[Items from an interface collection]
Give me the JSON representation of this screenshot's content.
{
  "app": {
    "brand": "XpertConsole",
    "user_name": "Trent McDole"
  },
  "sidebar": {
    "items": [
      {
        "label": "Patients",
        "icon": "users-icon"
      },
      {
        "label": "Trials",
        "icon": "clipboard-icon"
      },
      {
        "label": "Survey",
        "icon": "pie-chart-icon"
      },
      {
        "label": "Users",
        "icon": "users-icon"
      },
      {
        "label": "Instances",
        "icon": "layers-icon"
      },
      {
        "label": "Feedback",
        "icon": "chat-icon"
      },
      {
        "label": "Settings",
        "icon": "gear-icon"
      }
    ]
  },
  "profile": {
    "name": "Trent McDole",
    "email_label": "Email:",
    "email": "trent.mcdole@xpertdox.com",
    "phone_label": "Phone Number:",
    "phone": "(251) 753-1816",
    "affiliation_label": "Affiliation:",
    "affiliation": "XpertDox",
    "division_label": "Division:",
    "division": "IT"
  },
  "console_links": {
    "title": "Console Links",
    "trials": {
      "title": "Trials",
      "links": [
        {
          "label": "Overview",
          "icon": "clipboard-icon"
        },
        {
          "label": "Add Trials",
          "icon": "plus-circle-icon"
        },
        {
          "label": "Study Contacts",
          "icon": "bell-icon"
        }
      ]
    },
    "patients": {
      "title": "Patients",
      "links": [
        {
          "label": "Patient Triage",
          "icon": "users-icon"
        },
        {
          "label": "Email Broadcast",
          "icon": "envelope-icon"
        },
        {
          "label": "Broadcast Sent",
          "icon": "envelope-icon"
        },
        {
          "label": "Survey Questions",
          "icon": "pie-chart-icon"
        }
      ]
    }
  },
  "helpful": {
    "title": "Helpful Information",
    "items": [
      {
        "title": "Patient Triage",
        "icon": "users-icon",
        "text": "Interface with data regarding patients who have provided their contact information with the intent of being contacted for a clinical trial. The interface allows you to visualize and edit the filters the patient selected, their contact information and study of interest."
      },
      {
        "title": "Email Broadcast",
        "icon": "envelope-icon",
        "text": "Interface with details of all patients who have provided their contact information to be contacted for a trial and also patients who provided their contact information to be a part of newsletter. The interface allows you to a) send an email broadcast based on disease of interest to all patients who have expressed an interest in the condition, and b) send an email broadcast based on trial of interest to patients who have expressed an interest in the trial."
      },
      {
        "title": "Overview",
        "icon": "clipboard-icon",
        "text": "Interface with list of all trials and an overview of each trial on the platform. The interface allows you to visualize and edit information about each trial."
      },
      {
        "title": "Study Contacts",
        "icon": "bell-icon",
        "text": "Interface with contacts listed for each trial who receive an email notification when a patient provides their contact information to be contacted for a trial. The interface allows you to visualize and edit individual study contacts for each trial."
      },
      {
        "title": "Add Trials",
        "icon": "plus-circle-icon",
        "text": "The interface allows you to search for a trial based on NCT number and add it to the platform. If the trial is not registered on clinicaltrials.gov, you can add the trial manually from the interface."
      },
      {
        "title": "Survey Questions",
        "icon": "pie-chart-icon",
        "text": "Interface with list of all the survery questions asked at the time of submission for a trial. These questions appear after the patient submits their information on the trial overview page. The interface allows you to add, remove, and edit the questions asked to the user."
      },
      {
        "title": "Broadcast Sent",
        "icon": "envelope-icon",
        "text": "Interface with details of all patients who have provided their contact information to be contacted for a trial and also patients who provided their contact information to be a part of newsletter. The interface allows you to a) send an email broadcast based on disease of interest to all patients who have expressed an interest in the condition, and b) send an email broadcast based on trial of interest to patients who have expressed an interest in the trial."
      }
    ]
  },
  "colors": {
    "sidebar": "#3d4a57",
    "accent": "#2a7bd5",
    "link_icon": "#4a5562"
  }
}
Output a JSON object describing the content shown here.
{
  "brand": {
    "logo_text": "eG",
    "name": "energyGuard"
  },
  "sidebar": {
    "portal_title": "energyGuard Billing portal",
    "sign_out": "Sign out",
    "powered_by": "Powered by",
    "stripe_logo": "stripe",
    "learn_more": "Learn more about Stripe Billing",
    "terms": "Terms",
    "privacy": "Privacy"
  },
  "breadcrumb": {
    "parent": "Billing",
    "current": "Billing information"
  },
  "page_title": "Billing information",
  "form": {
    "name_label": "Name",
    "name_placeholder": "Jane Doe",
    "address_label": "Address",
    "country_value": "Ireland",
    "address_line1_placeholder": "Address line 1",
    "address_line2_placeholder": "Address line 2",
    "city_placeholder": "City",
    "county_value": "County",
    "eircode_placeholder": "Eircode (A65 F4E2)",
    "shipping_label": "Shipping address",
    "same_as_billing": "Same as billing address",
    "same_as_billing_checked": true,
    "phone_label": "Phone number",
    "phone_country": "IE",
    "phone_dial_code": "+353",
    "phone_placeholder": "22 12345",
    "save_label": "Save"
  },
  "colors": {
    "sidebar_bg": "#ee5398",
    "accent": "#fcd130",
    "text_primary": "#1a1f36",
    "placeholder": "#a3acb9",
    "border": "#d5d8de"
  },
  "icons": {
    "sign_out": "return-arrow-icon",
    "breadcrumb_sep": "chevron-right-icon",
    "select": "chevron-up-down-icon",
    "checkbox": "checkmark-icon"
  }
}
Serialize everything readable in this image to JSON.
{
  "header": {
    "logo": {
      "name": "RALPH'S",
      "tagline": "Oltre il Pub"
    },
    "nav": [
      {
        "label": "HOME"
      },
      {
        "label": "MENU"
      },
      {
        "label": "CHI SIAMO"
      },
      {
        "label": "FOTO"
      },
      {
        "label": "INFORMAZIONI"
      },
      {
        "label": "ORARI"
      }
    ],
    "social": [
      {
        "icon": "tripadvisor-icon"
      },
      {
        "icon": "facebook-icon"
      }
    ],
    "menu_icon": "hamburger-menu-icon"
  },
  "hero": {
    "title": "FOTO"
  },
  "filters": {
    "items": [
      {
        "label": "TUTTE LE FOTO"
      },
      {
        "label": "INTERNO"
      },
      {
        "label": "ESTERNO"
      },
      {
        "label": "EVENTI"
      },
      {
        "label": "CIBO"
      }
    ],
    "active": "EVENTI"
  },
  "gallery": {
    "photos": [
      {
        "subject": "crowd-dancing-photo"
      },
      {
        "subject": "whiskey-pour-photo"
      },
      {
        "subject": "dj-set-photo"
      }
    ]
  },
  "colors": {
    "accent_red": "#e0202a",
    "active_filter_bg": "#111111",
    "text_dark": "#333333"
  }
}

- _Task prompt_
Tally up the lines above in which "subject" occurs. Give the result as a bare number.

- _Expected output_
3